The second blessing took me about 13 years to recognize. I looked around and realized that, since retail is a challenging environment of quick, often emotionally charged encounters with total strangers, it was a near-perfect laboratory for learning how to love people. I’m not saying that I’ve become a master at it. My workplace is a good laboratory precisely because it can be really hard. I just figured out that that’s what I’m supposed to be doing!
Here’s the thing: learning to love people simply is learning to see them the way God does (seeing them through his love for them). If I learn to see people the way God does, then I experience something of God’s heart. That means that, in learning to love people, I get to know God better. So retail became a vehicle for knowing God more.
God took me out of ministry and put me in retail to draw me closer to him.
“In learning to love people, I get to know God better.”
God is speaking. It doesn’t matter if you’re a peasant working in the fields, a stay-at-home parent, a missionary in the jungle, or the CEO of a Fortune 500 company. These are not ends. They are means.
Meeting Christ there doesn’t mean asking, “How can my relationship with God make me more effective at this task?” It means asking, “How is God using this task to draw me closer to him?” That’s the end everything is working towards. Preaching to 10,000 people in a multi-site mega-church is great for the congregation. But they’re not with you on judgment day. How has God’s heart been formed in you?
Truthfully, this breaks down all the “compartments” we split our lives into—work, home, church, play, whatever. These don’t just flow out of our relationship with God. They pour into it. When it comes to our hearts, they have no meaning in and of themselves. They only have meaning for us as we meet God there.
“How is God using this task to draw me closer to him?”
Theology 101: God is everywhere. Start looking for him there. If we focus on meeting Jesus in all of our experiences, then we’ve spent our entire lives getting to know him. Then there is no fear in the final judgment (1 Jn. 2:28). When we stand before him on That Day, he’ll remember all the times we walked with him in the mundane and the glorious, in the dedicated work and in the laid-back down time.
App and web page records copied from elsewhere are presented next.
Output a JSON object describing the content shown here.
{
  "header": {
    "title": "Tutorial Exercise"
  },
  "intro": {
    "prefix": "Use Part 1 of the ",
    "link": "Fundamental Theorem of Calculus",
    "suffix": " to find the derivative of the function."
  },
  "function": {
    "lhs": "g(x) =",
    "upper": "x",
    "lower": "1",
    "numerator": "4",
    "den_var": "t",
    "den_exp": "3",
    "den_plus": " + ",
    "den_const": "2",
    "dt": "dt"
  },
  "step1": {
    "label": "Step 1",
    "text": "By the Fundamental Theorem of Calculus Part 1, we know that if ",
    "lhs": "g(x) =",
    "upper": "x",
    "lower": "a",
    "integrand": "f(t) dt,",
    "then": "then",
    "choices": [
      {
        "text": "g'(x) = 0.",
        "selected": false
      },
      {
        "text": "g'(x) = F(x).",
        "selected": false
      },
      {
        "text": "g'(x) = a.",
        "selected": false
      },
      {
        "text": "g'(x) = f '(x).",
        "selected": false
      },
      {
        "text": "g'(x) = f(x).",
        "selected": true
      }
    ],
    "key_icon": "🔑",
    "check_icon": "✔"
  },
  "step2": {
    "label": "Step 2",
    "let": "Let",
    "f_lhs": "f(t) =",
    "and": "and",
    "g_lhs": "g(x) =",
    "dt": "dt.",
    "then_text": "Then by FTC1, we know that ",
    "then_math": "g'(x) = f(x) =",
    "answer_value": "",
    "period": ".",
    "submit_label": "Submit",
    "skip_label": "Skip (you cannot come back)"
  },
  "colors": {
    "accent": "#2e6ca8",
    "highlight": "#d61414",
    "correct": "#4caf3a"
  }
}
As old friends, he’ll be bursting at the seams waiting to see us—waiting to cry out, “I know you!”